The Philippines, Southeast Asia’s oldest democracy, is an important trade and security partner for the U.S. The Philippines has grown to become one of Southeast Asia’s strongest growing economies with GDP growth of about six percent a year and trade with the U.S. at $18 billion last year. If the Philippines aligns itself with China, Washington will struggle to hold the “first island chain” in the Western Pacific that encompasses “the Japanese archipelago, the Ryukyus, Taiwan, and the Philippine archipelago.” Defending the first island chain has been an important U.S. foreign policy objective since the Cold War and Washington is unlikely to change that policy given its significance for deterrence. Freedom of navigation in the South China Sea is a contentious issue where $5.3 trillion in goods is estimated to pass through the South China sea annually, including $1.2 trillion in U.S. trade.
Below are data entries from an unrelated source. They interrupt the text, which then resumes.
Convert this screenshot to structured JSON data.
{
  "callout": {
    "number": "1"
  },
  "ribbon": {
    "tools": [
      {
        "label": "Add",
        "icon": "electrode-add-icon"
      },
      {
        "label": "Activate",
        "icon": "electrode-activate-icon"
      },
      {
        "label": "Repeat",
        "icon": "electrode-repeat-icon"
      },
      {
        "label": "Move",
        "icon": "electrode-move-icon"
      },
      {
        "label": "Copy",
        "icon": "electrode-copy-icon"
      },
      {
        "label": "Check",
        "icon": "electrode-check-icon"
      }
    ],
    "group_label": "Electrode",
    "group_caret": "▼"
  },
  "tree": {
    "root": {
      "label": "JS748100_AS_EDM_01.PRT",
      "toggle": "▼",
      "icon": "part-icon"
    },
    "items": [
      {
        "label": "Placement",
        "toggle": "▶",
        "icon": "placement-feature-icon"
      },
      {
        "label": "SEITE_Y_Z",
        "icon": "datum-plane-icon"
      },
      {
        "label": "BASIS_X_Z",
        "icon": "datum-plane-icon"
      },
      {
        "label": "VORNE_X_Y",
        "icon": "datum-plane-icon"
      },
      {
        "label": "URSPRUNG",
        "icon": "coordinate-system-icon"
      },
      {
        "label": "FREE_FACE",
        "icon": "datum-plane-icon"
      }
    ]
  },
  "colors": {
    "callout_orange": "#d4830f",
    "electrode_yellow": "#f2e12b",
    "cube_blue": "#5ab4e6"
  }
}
With the Philippines no longer on its side, the U.S. Navy would find it much harder to protect important sea lanes and sustain military operations.
The U.S.-Philippines alliance may have suffered but it is certainly not dead. Both countries gain a strategic advantage by being in such a relationship. Ups and downs are a natural course for alliances and the U.S.-Philippines relationship is no exception to the rule. It is possible that some change may occur in the conduct of the relationship, but sooner or later both countries will realize it is better to remain in such an arrangement, even if they do not see eye to eye, than to stray to a path unknown.
Usman Javed holds an MPhil from the Judge Business School from the University of Cambridge. As the author of several articles, editorials, reports and media publications, he has presented his research at a number of conferences. His work experience includes working for the World Bank, consulting for a number of start-ups in the UK, Asia-Pacific, and North America and co-founding an Ed-Tech start-up.
Featured Image: President Rodrigo R. Duterte meets with U.S. Secretary of State John F. Kerry during a courtesy call at Malacañan Palace on July 27, 2016. (Philippines Presidential Communications Operations Office)